(Items from a dataset)
= = = = =

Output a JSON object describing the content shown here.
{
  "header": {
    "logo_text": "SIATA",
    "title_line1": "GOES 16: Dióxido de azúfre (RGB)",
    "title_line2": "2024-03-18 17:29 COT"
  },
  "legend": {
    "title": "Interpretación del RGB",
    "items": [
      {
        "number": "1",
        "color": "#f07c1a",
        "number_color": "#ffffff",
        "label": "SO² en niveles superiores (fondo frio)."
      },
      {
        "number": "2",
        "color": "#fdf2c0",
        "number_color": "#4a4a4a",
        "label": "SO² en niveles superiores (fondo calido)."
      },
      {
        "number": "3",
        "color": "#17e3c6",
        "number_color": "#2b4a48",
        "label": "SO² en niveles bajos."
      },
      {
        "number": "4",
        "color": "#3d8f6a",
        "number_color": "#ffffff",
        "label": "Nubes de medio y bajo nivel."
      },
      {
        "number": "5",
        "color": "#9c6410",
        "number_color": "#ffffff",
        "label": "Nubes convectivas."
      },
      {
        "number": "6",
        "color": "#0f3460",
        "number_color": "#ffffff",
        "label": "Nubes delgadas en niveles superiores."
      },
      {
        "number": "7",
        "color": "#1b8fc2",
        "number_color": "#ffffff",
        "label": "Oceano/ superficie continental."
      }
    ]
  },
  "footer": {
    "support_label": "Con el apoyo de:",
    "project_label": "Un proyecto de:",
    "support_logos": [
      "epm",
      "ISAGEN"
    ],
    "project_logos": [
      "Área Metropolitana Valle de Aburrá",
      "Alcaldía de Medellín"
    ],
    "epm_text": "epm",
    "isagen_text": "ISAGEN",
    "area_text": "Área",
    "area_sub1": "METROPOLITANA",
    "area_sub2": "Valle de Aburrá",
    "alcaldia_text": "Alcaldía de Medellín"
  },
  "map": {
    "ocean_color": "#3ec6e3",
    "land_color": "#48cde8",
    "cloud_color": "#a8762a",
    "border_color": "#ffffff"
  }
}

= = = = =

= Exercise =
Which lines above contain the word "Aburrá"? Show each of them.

= Exercise solution =
      "Área Metropolitana Valle de Aburrá",
    "area_sub2": "Valle de Aburrá",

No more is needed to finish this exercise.